We’re nearing the end of our count down, but ScoreBig continues to identify the most underpaid MLB players. We’ve already counted players 25-20, 19-15 and 14-10. Today, we’re talking about numbers 9-5.
We utilized a variation of FanGraphs’ formula for the 25 Most Overpaid Players, but flipped the logic on its head. We looked at $5.4 million as the payout-per-game-won for a MLB player (an approximation), multiplied by that player’s 2014 WAR (so far), and subtracted that total from their current salary. That leaves us with his current market value and a ranking of the 25 most underpaid MLB players in 2014.
And don’t forget to check back tomorrow to see the top five most underpaid players in the MLB this year.
9. Anthony Rizzo – Chicago Cubs – First Baseman
Salary: $1.5 million
Current Market Value: $14.7 million
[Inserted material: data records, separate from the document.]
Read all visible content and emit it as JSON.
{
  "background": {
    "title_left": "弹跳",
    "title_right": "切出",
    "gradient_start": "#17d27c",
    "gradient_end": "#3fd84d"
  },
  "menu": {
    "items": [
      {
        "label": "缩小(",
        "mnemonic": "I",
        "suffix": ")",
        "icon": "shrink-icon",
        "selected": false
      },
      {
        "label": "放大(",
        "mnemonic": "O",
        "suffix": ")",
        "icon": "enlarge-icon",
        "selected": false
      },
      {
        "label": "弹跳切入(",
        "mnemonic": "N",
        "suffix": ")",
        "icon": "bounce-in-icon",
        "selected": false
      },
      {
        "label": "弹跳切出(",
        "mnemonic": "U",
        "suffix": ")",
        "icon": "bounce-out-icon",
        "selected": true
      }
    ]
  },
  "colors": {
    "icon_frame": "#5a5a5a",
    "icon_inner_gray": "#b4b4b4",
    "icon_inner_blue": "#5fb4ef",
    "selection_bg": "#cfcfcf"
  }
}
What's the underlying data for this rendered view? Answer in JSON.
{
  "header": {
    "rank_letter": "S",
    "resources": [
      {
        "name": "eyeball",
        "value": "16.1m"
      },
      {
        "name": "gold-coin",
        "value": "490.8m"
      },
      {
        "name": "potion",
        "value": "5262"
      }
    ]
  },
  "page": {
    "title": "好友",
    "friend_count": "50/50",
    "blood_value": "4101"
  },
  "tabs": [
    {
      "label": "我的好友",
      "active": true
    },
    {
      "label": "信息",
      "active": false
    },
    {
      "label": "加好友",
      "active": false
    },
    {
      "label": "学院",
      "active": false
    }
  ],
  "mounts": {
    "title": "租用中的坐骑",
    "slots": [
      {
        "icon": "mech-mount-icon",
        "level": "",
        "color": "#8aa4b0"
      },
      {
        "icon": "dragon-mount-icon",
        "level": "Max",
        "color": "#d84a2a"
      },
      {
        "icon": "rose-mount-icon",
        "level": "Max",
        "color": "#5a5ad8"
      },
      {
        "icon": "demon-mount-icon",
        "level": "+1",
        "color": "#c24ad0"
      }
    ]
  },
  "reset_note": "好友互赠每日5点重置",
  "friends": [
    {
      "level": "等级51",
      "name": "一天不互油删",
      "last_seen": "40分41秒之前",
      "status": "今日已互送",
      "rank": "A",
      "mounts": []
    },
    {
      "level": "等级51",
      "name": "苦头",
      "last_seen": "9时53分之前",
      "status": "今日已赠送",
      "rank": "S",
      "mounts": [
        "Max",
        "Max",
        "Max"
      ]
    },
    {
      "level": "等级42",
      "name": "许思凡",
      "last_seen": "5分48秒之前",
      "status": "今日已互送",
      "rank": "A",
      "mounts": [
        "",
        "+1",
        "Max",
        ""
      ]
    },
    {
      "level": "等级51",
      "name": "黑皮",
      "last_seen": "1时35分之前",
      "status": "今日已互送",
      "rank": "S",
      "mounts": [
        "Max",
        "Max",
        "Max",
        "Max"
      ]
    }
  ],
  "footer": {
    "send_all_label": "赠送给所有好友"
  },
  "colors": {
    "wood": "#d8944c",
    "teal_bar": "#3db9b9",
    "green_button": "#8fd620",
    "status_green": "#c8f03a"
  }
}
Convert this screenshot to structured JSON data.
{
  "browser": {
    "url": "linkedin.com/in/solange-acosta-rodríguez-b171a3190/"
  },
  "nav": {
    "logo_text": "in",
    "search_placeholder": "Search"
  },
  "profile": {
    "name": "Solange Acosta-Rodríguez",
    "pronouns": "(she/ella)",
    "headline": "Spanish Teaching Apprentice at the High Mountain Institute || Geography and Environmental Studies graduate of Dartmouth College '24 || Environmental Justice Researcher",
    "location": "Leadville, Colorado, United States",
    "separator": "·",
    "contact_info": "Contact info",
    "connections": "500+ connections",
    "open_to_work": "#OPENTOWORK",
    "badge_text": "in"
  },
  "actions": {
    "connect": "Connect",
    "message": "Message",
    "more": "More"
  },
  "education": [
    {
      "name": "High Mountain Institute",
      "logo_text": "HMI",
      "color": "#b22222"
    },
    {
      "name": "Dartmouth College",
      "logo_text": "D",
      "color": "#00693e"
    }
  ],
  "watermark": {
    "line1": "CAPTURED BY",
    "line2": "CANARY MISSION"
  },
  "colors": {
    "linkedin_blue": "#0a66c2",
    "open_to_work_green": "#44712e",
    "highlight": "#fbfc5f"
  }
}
The 2014 season has not been kind to the Chicago Cubs. But first-baseman Anthony Rizzo hasn’t seemed to notice, putting together a stat line that includes an NL-leading 25 homers, 67 runs, 55 RBIs, and commanding a WAR of 3.0. Last year, the ball club wrapped up the slugger for seven years at $41 million — a decent sum, but with Rizzo’s power, a steal. Now, if only the Cubbies could win a few more games.
8. Devin Mesoraco – Cincinnati Reds – Catcher
Current Market Value: $15.7 million
What do you know? Another catcher. Sometimes, it’s catchers that end up running baseball teams (see: the New York Yankees’ Joe Girardi). And while Devin Mesoraco’s only playing his third full season of baseball, his upside seems on the high side (check out that 3.0 WAR). The Cincinnati Reds are still in the hunt — and largely due to their quartet of All-Stars this year (including future MVP candidate Todd Frazier). When the season’s up, regardless of where the Reds stand, this backstop is contract-extension bound.
7. Jose Altuve – Houston Astros – Second Baseman
Salary: $1.4 million
Current Market Value: $17.5 million
The league-switching Houston Astros may have found their franchise player in the most surprising of places: 5’ 6” second baseman Jose Altuve, who came out swinging in his first season to the shock of many analysts — and has continued his onslaught through 2014: The recent All-Star leads the AL in stolen bases (41) and batting average (.338) and all of baseball in hits (138). The Astros gave the infielder a 4-year extension worth just $12.5 million, bargain-basement territory for a guy who’s putting up numbers like that.
6. Andrew McCutchen – Pittsburgh Pirates – Center Fielder
Salary: $7.4 million
Current Market Value: $18.5 million
The definition of a “franchise player,” the Pittsburgh Pirates’ Andrew McCutchen is the embodiment of five-tool talent: He can hit for average and power; steals bases; and fields and throws from his position in center field with deadly precision. Having signed a six-year, $51.5 million contract back in 2012, McCutcheon is all but locked up. Not to mention the fact that the Pirates are still in the hunt, largely due to young talent like Starling Marte (who made our future MVPs list) and recent call-ups like Gregory Polanco, who set a team record for longest hit streak to begin his career. Cutch is the glue that holds it all together. He’s grossly underpaid, too, if you ask us.
5. Giancarlo Stanton – Miami Marlins – Right Fielder
Salary: $6.5 million
Current Market Value: $18.9 million
Unlike Big Pun, the Miami Marlins’ Giancarlo Stanton is a player, and he crushes a whole heck of a lot. He already has hit a staggering 23 home runs and 66 RBIs (best in NL) in the 2014 season so far. Not to mention that ridiculously high WAR of 4.7, higher than the previous three guys on this list. The only problem is that he’s on a losing ball club. Unlike Mike Trout, he hasn’t been offered a big contract extension yet; and may, if the deal is right for the Marlins’ front office, find himself on either an AL or NL contender before the season’s done. Then that tasty WAR will actually mean something.
By Will Levith for the ScoreBlog
Sources: Salary data: Yahoo Sports; WAR data: Baseball Reference; Formula: FanGraphs.com
Feature Image Credit: EricEnfermero